I love this time of year, getting the garden going again after a winter of brassicas and leeks. :-) Today I tamed the berry beds, tying back the gooseberry and red and white currants against the garage wall in fans. The black currants and cranberries are remaining free-standing bushes. The strawberries needed serious thinning (better late than never!) and I'm hoping my orangeberry will take off this year.

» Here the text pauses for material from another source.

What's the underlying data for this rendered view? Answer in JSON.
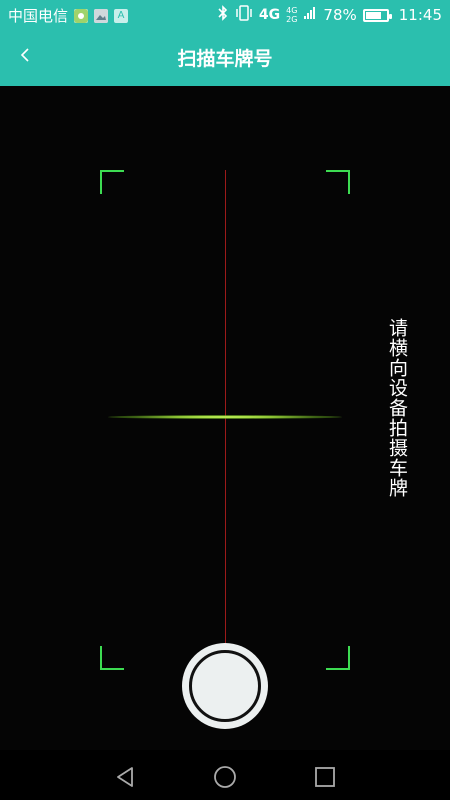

On the weekend I got a couple of buckets of couch grass runners out of the bean bed. It's a battle I know I'll never win, but it has got to have made a significant dent (she says optimistically). Planted some carrots, spring onions and radishes, and noticed the asparagus are up. Protected all of the above from the ravages of a furry feline looking for a loo. Got a fair bit of weeding done too, from which the chickens and bunnies reaped rewards.

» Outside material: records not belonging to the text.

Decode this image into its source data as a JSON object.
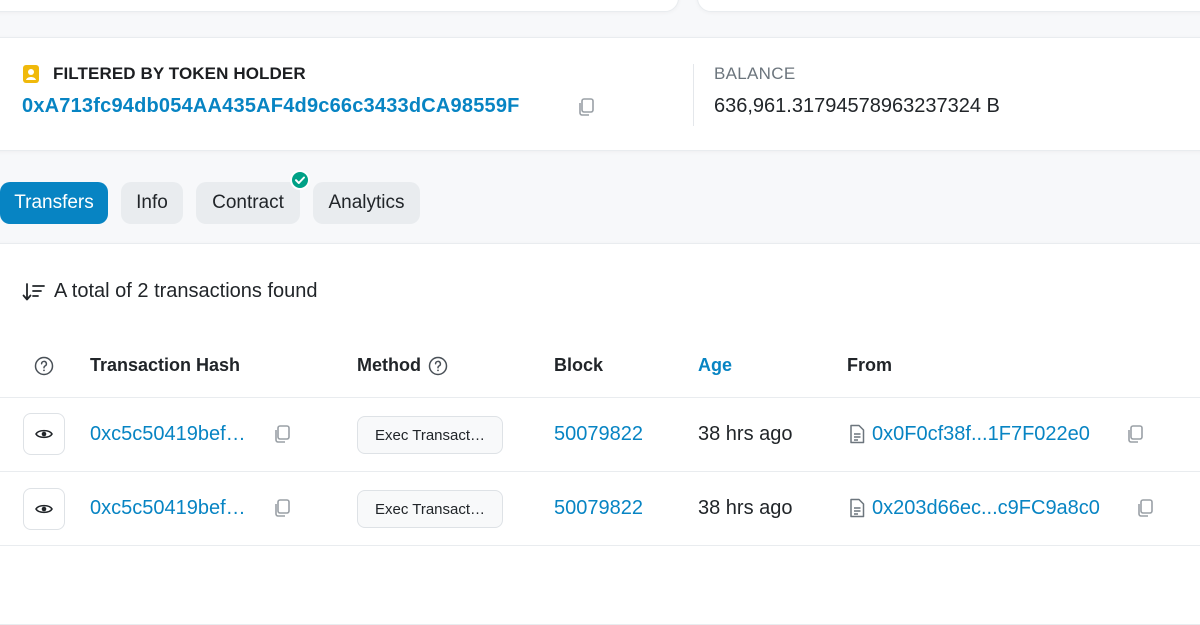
{
  "holder": {
    "label": "FILTERED BY TOKEN HOLDER",
    "address": "0xA713fc94db054AA435AF4d9c66c3433dCA98559F"
  },
  "balance": {
    "label": "BALANCE",
    "value": "636,961.31794578963237324 B"
  },
  "tabs": [
    {
      "label": "Transfers",
      "active": true
    },
    {
      "label": "Info",
      "active": false
    },
    {
      "label": "Contract",
      "active": false,
      "badge": "verified-check-icon"
    },
    {
      "label": "Analytics",
      "active": false
    }
  ],
  "summary": {
    "total_text": "A total of 2 transactions found"
  },
  "table": {
    "headers": {
      "hash": "Transaction Hash",
      "method": "Method",
      "block": "Block",
      "age": "Age",
      "from": "From"
    },
    "rows": [
      {
        "hash": "0xc5c50419bef…",
        "method": "Exec Transact…",
        "block": "50079822",
        "age": "38 hrs ago",
        "from": "0x0F0cf38f...1F7F022e0"
      },
      {
        "hash": "0xc5c50419bef…",
        "method": "Exec Transact…",
        "block": "50079822",
        "age": "38 hrs ago",
        "from": "0x203d66ec...c9FC9a8c0"
      }
    ]
  },
  "colors": {
    "link": "#0784c3",
    "active_tab": "#0784c3",
    "verified": "#00a186",
    "holder_icon": "#f0b90b"
  }
}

We built the new potato beds (we're going for tyre stacks this year) and a bed and wire fence beside them for peas. Planted Massey peas there. Also build two teepees by the lounge window for Goliath snowpeas (King's Seeds), the best variety I've found for being mildew resistant. Potatoes will have to wait awhile - frosts still a happening thing here in Chch. I have a whole heap of self-seeded lettuces, so I transplanted a bunch of them to more convenient places. Re-mulched the chicken run.
Chooks: Realised just how much noise Queenie makes All Day. Rhodie is so quiet in comparison. Wonder if it's a breed thing? We've had pretty much 5 eggs a week each from the chooks over winter, which is I think not bad.
Not for the squeamish: dagged Rhodie again. I don't know what it is about her - she and Queenie both have equally fluffy bums but Rhodie keeps getting dags. Must be angle or something - they are very different shapes. Queenie (a Silver Campine) is a very streamlined bird, built for speed. Rhodie is, well, a feathered brick. (Which is actually how I've seen Rhode Island Reds described in one set of breed specifications...) Who knows, maybe Queenie can just squirt with more force. ;-)
This is a funny time of year. The warm days make me want to get planting but the morning frosts remind me to be cautious. I've got some early potatoes in a tub under the eaves to protect them from frosts, but even so they still got a bit of damage on the weekend. I'm covering them at night with pea straw now to protect them better.